Dharmaskandha, T 1537, k. 3, p. 464c17–26: At that time the Bhagavat was dwelling at Śrāvastī in the Jetavana, in the garden of Anāthapiṇḍada. He said to the assembly of monks: There are four fruits of the religious life (śrāmaṇyaphala): srotaāpattiphala, sakṛdāgāmiphala, anāgāmiphala and arhattvaphala. Briefly, there are two kinds of srotaāpattiphala: saṃskṛta and asaṃskṛta. The saṃskṛta srotaāpattiphala is in the possession (prāpti) of this fruit and the grasping of this possession. The (six) indriyas and the (six) balas of the śaikṣa, ‘the ascetic who is still practicing’, the śīla of the śaikṣa, the kuśalamūlas of the śaikṣa, the eight mārgaṅgas of the śaikṣa, as well as all the śaikṣadharmas of the same class are called saṃskṛta srotaāpattiphala.
– The definitive elimination of the three saṃyojanas and the definitive destruction of the saṃyojanadharmas of the same class, namely the definitive destruction of 88 anuśayas and the definitive destruction of the saṃyojanadharmas of the same class are called asaṃskṛta srotaāpattiphala.

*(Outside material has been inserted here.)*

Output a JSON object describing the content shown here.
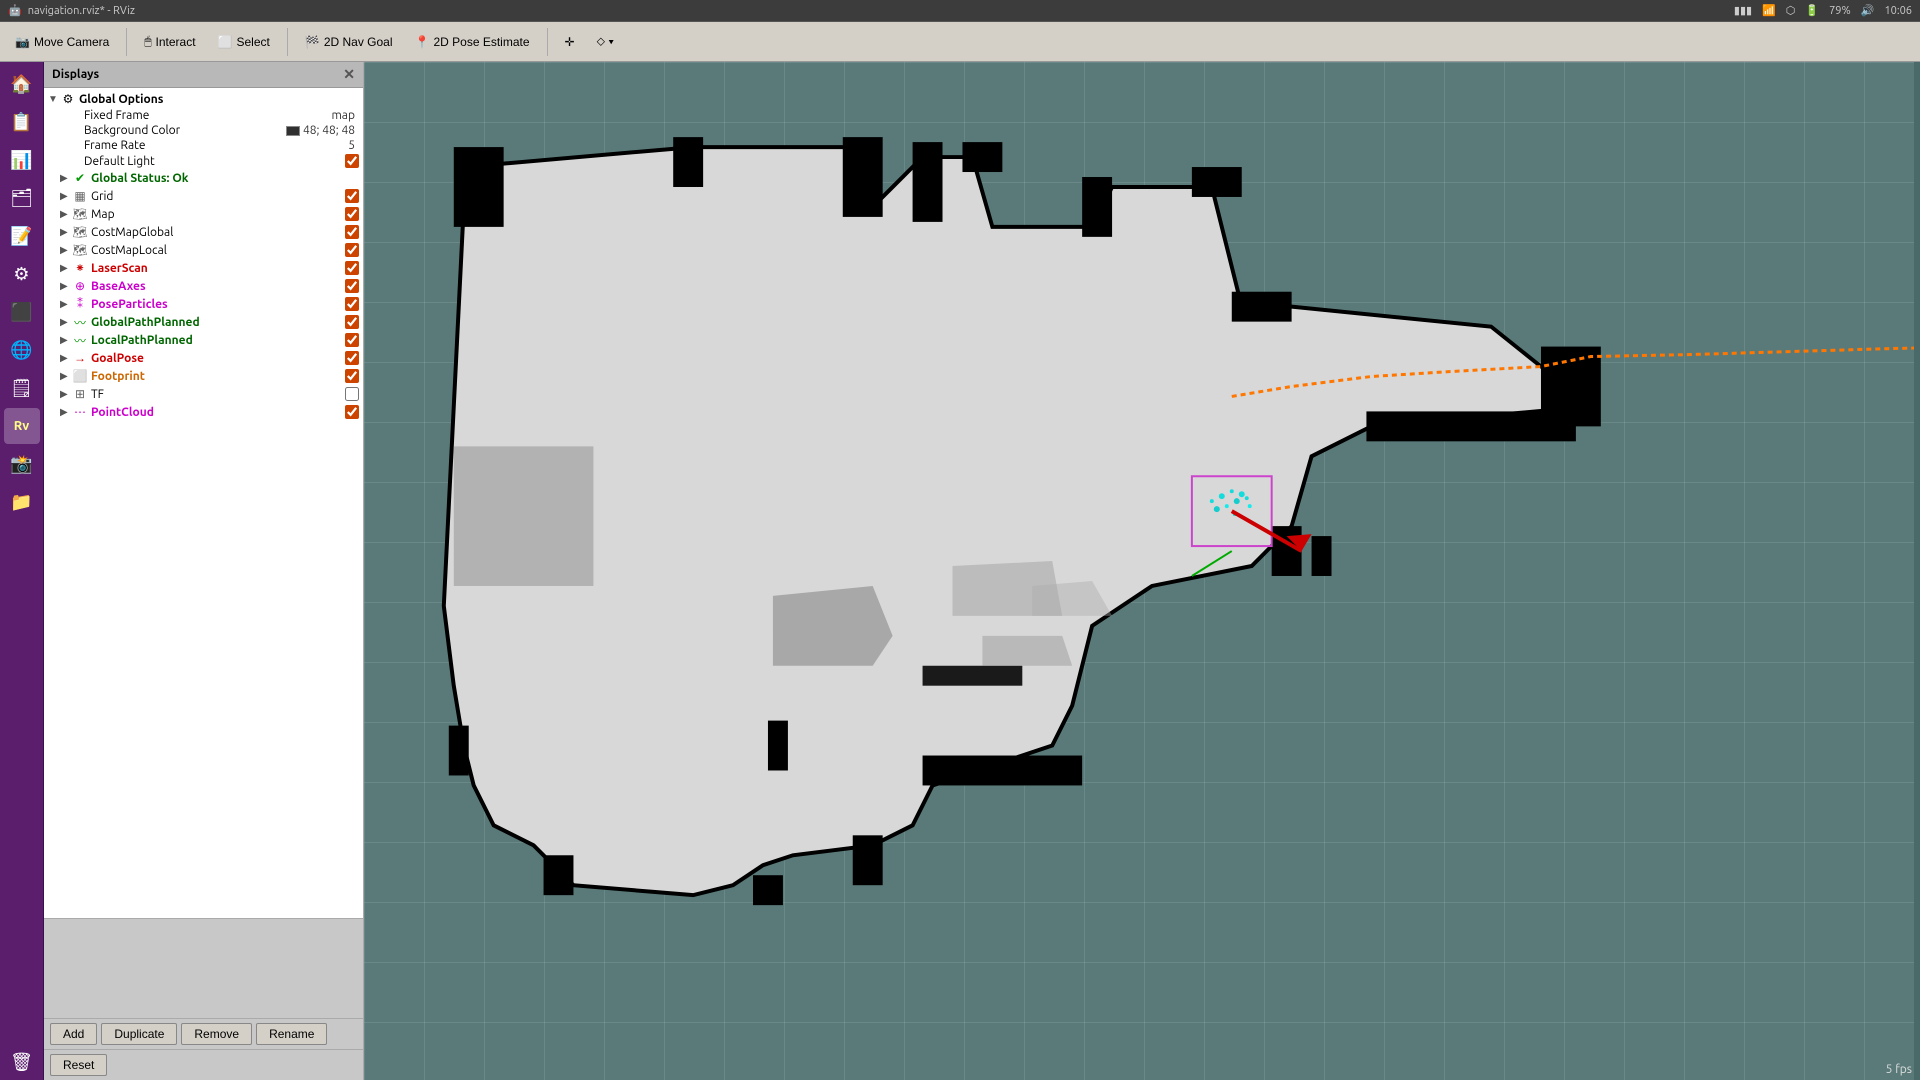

– We should remember that the three saṃyojanas in question here are part of the group of five saṃyojanas described as lower (avarabhāga), i.e., of kāmadhātu (Kośa, V, p. 84–85). The 88 anuśayas are part of a group of 98 anuśayas of which the first 88 are to be abandoned by the seeing of the truths (darśanaheya) and the last ten by meditation (bhāvanāheya): cf. Prakaraṇapāda, T 1541, k. 3, p. 637a10; T 1542, K. 3, p. 702a11; Jñānaprasthāna, T 1544, k. 3, p. 930c20–22; Mahāvubhāṣā, T 1545, k. 46, p. 237c29–238a1; Kośa, V, p. 13.